[TRY IT] Copy every record below exactly, leaving out any pictures.

RECORDS SHOWN START

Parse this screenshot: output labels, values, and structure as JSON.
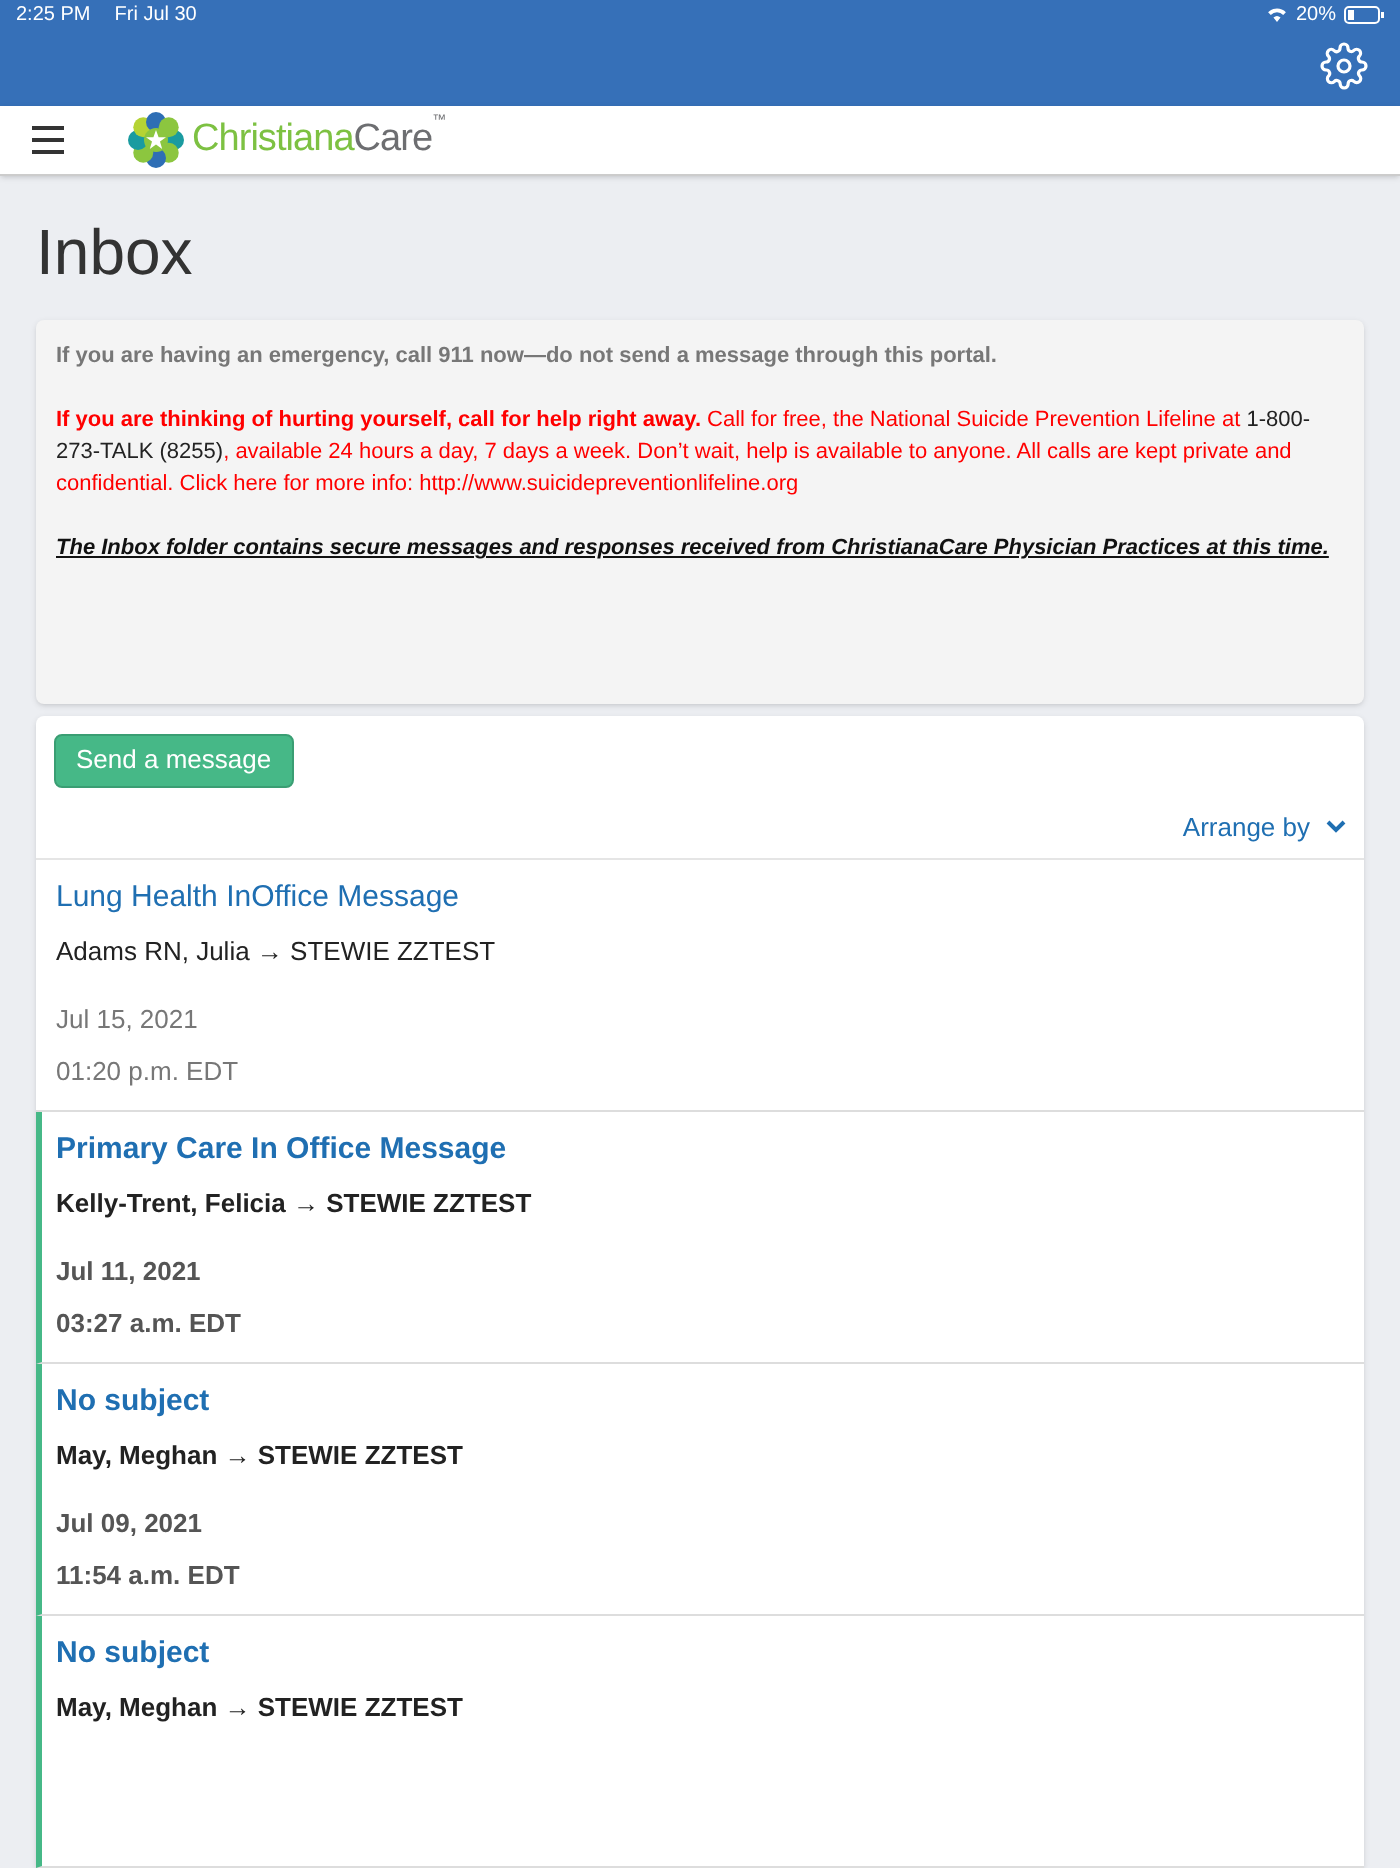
{
  "status_bar": {
    "time": "2:25 PM",
    "date": "Fri Jul 30",
    "battery": "20%"
  },
  "nav": {
    "logo_first": "Christiana",
    "logo_second": "Care",
    "logo_mark": "™"
  },
  "page_title": "Inbox",
  "notice": {
    "emergency": "If you are having an emergency, call 911 now—do not send a message through this portal.",
    "crisis": [
      {
        "kind": "bold",
        "text": "If you are thinking of hurting yourself, call for help right away."
      },
      {
        "kind": "plain",
        "text": " Call for free, the National Suicide Prevention Lifeline at "
      },
      {
        "kind": "phone",
        "text": "1-800-273-TALK (8255)"
      },
      {
        "kind": "plain",
        "text": ", available 24 hours a day, 7 days a week. Don’t wait, help is available to anyone. All calls are kept private and confidential. Click here for more info: http://www.suicidepreventionlifeline.org"
      }
    ],
    "folder_note": "The Inbox folder contains secure messages and responses received from ChristianaCare Physician Practices at this time."
  },
  "send_button": "Send a message",
  "arrange_by": "Arrange by",
  "messages": [
    {
      "subject": "Lung Health InOffice Message",
      "from_to": "Adams RN, Julia → STEWIE ZZTEST",
      "date": "Jul 15, 2021",
      "time": "01:20 p.m. EDT",
      "unread": false
    },
    {
      "subject": "Primary Care In Office Message",
      "from_to": "Kelly-Trent, Felicia → STEWIE ZZTEST",
      "date": "Jul 11, 2021",
      "time": "03:27 a.m. EDT",
      "unread": true
    },
    {
      "subject": "No subject",
      "from_to": "May, Meghan → STEWIE ZZTEST",
      "date": "Jul 09, 2021",
      "time": "11:54 a.m. EDT",
      "unread": true
    },
    {
      "subject": "No subject",
      "from_to": "May, Meghan → STEWIE ZZTEST",
      "unread": true
    }
  ]
}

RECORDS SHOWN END

[TASK ANSWER]
Parse this screenshot: output labels, values, and structure as JSON.
{
  "status_bar": {
    "time": "2:25 PM",
    "date": "Fri Jul 30",
    "battery": "20%"
  },
  "nav": {
    "logo_first": "Christiana",
    "logo_second": "Care",
    "logo_mark": "™"
  },
  "page_title": "Inbox",
  "notice": {
    "emergency": "If you are having an emergency, call 911 now—do not send a message through this portal.",
    "crisis": [
      {
        "kind": "bold",
        "text": "If you are thinking of hurting yourself, call for help right away."
      },
      {
        "kind": "plain",
        "text": " Call for free, the National Suicide Prevention Lifeline at "
      },
      {
        "kind": "phone",
        "text": "1-800-273-TALK (8255)"
      },
      {
        "kind": "plain",
        "text": ", available 24 hours a day, 7 days a week. Don’t wait, help is available to anyone. All calls are kept private and confidential. Click here for more info: http://www.suicidepreventionlifeline.org"
      }
    ],
    "folder_note": "The Inbox folder contains secure messages and responses received from ChristianaCare Physician Practices at this time."
  },
  "send_button": "Send a message",
  "arrange_by": "Arrange by",
  "messages": [
    {
      "subject": "Lung Health InOffice Message",
      "from_to": "Adams RN, Julia → STEWIE ZZTEST",
      "date": "Jul 15, 2021",
      "time": "01:20 p.m. EDT",
      "unread": false
    },
    {
      "subject": "Primary Care In Office Message",
      "from_to": "Kelly-Trent, Felicia → STEWIE ZZTEST",
      "date": "Jul 11, 2021",
      "time": "03:27 a.m. EDT",
      "unread": true
    },
    {
      "subject": "No subject",
      "from_to": "May, Meghan → STEWIE ZZTEST",
      "date": "Jul 09, 2021",
      "time": "11:54 a.m. EDT",
      "unread": true
    },
    {
      "subject": "No subject",
      "from_to": "May, Meghan → STEWIE ZZTEST",
      "unread": true
    }
  ]
}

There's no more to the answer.